**WHAT THE TASK ASKS:** Only lines containing the word "title" are needed; pull them out of the material.

**DATA UNDER STUDY:**

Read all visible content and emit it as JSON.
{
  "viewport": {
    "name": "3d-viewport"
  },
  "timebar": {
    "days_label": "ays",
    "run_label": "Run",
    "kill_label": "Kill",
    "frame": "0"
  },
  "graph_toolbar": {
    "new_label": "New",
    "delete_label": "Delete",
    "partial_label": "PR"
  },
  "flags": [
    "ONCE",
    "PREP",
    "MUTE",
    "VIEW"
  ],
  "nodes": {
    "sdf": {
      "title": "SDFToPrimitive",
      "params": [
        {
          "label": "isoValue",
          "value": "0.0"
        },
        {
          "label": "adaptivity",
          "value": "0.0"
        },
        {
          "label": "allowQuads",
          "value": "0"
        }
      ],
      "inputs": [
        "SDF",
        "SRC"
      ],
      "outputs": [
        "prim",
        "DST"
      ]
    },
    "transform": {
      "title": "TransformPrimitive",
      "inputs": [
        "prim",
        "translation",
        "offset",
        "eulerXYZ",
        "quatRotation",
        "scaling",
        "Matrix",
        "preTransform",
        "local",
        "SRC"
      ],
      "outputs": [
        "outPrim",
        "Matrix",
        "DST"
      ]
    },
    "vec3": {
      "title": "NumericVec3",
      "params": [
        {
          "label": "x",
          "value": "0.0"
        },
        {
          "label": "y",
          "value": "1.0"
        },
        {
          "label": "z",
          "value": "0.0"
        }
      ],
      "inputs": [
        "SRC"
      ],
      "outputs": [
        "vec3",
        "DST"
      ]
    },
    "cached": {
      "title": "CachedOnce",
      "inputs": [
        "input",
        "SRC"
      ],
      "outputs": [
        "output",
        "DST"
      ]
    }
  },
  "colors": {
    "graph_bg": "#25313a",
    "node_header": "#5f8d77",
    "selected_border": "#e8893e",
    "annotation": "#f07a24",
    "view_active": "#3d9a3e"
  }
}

**RESPONSE BELOW:**
      "title": "SDFToPrimitive",
      "title": "TransformPrimitive",
      "title": "NumericVec3",
      "title": "CachedOnce",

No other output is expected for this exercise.